The paper makes a contribution to the field since it considers new obligations incumbent on mentors to assist mentees in reconciling theoretical and practical knowledge by the consequence of policy and also takes a multi-professional perspective.
Darshak A. Desai and Aurangzeb Javed Ahmed Shaikh
This paper, a case study, aims to illustrate the application of Six Sigma in a small-scale ceramic manufacturing industry. The purpose of this paper is to demonstrate the…
This paper, a case study, aims to illustrate the application of Six Sigma in a small-scale ceramic manufacturing industry. The purpose of this paper is to demonstrate the empirical application of DMAIC methodology to reduce failure rate at high voltage (HV) testing of one of the most critical products, insulator.
The case study is based on primary data collected from a real-life situation prevailing in the industry. The case study methodology adopted here is at one small-scale unit wherein the authors have applied DMAIC methodology and observed and recorded the improvement results, especially, reduction in failure rate at HV testing of insulator and, thus, increase in Sigma level.

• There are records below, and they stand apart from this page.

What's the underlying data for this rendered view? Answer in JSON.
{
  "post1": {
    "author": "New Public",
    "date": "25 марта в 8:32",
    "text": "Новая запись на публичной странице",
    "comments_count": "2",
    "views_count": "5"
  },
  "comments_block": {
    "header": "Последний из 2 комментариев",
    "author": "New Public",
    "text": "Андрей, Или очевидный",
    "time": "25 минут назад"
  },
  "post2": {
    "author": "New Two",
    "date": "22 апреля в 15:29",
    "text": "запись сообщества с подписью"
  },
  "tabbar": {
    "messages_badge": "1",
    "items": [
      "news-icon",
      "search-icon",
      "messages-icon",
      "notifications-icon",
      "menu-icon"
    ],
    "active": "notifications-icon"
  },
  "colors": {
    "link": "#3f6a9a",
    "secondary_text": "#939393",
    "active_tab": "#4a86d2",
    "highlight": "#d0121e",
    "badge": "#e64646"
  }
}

The results found after implementation of the solutions are very significant. The rejection percentage has been reduced from 0.5 to 0.1 percent and consequently the Sigma level has been improved from 4.4 to 5.0.
This success story can be a guiding roadmap for other such industries to successfully implement Six Sigma to improve quality, productivity and profitability.
This case study will serve as one of the resource bases for the industries which have till not implemented Six Sigma and benefited from the same.
Improved quality and productivity leads to better economy. This case will help industries to serve the society with better economy with improved quality and productivity.
Though ceramic industries in India are having enormous potential for growth, majority of them, especially, small and medium industries are either not aware of or not implementing Six Sigma to reap its multidimensional benefits of improving quality, productivity and profitability. This study highlights the benefits reaped by small-scale ceramic manufacturing industry opening up the avenues for its application at other such organizations.